Message withdrawn at poster's request.
that would depend on the school and, in part, what your dd would accept. At a minimum I'd expect her teachers to be made aware she's having a tough time so they can keep an eye out for her. She doesn't even need to know that much is happening. Other options could include a support worker or older-student mentor to talk to. (I have known a child spend their pe lessons playing a lighthearted game of badminton with their keyworker as they chat, would dd go for that if she's not sporty?) somewhere to go with adult support at breaktimes, confidence building or social skills groups would be another option.
You need to talk to the school asap and try and nip this in the bud before she becomes a school refuser.
There should be a school counsellor, ime they are very helpful.
This really needs to be tackled head on though imo. Poor thing
Marking my place as I have a dd aged 13 who exactly fits your description in your OP except I hope she doesn't cry and stay awake at night.
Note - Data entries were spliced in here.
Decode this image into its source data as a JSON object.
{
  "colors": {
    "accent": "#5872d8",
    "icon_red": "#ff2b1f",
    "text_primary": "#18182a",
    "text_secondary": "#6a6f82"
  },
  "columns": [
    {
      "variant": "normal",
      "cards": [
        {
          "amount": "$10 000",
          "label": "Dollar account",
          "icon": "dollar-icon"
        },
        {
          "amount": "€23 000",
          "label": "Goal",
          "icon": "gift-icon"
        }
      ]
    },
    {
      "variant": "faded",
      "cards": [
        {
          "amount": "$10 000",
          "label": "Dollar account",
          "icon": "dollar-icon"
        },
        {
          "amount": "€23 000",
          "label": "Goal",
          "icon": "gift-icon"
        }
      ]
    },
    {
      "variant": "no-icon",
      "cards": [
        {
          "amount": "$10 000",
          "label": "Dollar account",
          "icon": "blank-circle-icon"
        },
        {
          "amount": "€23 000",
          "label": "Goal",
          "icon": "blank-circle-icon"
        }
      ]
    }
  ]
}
She actually goes quite cheerfully (on the surface) to school as she is doing so well academically, but deep down I know she is desperately unhappy and just wants one friend.
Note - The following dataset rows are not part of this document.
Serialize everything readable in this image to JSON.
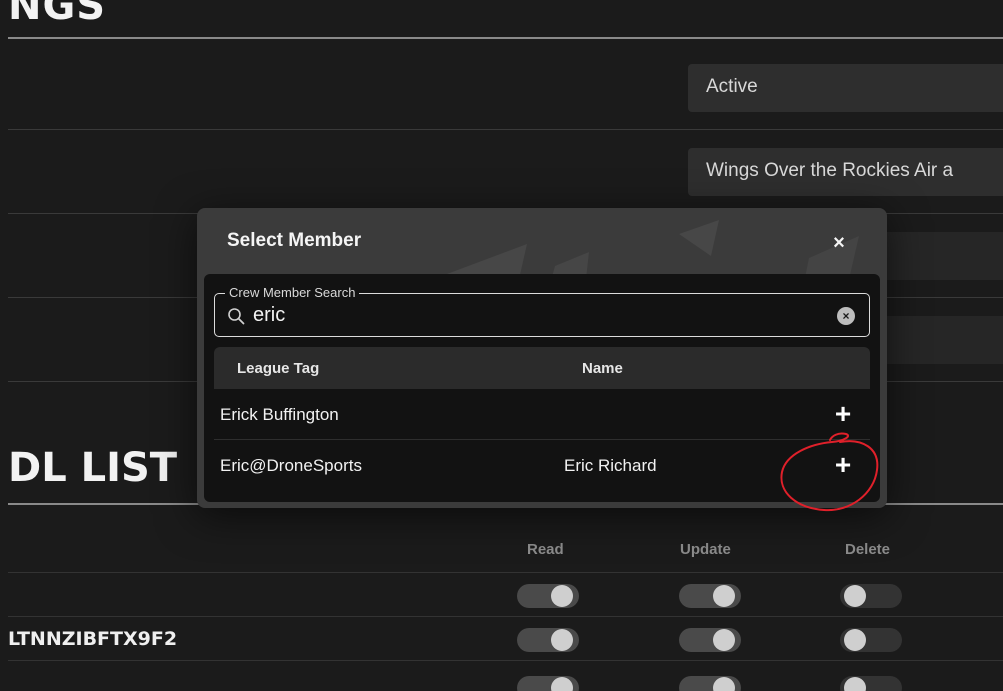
{
  "page": {
    "heading_top": "NGS",
    "fields": [
      "Active",
      "Wings Over the Rockies Air a"
    ],
    "heading_list": "DL LIST",
    "permission_headers": [
      "Read",
      "Update",
      "Delete"
    ],
    "row_tag": "LTNNZIBFTX9F2"
  },
  "modal": {
    "title": "Select Member",
    "close_label": "×",
    "search": {
      "legend": "Crew Member Search",
      "value": "eric"
    },
    "table": {
      "headers": [
        "League Tag",
        "Name"
      ],
      "rows": [
        {
          "league_tag": "Erick Buffington",
          "name": ""
        },
        {
          "league_tag": "Eric@DroneSports",
          "name": "Eric Richard"
        }
      ],
      "add_label": "+"
    }
  },
  "icons": {
    "search": "search-icon",
    "clear": "clear-circle-icon",
    "close": "close-icon",
    "add": "plus-icon"
  },
  "colors": {
    "background": "#1b1b1b",
    "modal": "#3b3b3b",
    "modal_body": "#121212",
    "annotation": "#e0202a"
  }
}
I need to go out now, but I wanted to mark my place so I can read the advice later.
You need to make the adult decision to speak to someone. This is not your daughters decision.
She may need cbt or something like that and the only thing that is going to get you that is speaking to someone.
She has no syndrome. Schools not always the best thing for your children. I felt the same when I was younger.
My daughter was just like this when she went to Secondary school. She cried every morning when I left her at the school gate. I thought long and hard about it. Took het out of the education system and taught her at home. Was a brilliant three years. She learnt so much more in every way. She is now at Uni doing psychology.
thank you - do you know what form the support would take? she hates talking about problems to anyone at school - I think it makes her feel inadequate - also I'm worried that she shouldn't be labelled unncessarily.
girls on the spectrum can go undetected for a long time, because they are good at keeping quiet and "mimicing" NT behaviour but really need help. Not being able to cope with the subtle aspects of social situations as they/their peers mature and taking a "black and white" viewpoint is very typical of asd, as is the apparent extremes of emotion you've described.
Thank you for your suggestions. She has a small circle of 'friends' but it seems she feels they are not 'true friends' because they talk about her and others and she thinks that's wrong- typical girls bitching. Academically she is at the top end - she's never been tested for aspergers although it has crossed my mind. Generally I think she is socially inept due to confidence problems and can make herself a victim as a consequence.
You need to talk to the school, even if she doesn't want you to. They might have suggestions for non-sports clubs she could join, or places that she could go at lunchtime.
I know some sensible girls who help out the librarian in the school library most lunchtimes, would she be interested in something like that?
not a magic answer, no, but you do need to talk to whatever support services are available at school. They will help and be able to do so sensitively. Better tackled early, what you describe may develop into school phobia/refusal if not dealt with. Has she been tested for aspergers/autism at all?
my daughter hates school so much she tries to stay awake at night so that the day won't end. She's a bright 13 year old but struggles with friendships - she's a bit too sensible for her peers. She hates sport which doesn't help. She has no confidence and its heartbreaking when she begs me not to make her go to school. We have a very good relationship but I'm out of ideas on how to help her. She won't let me talk to anyone about it and would be mortified if I did. Does anyone have a magic answer?
Join the discussion
Registering is free, easy, and means you can join in the discussion, get discounts, win prizes and lots more.Register now
Already registered with Mumsnet? Log in to leave your comment or alternatively, sign in with Facebook or Google.
Please login first.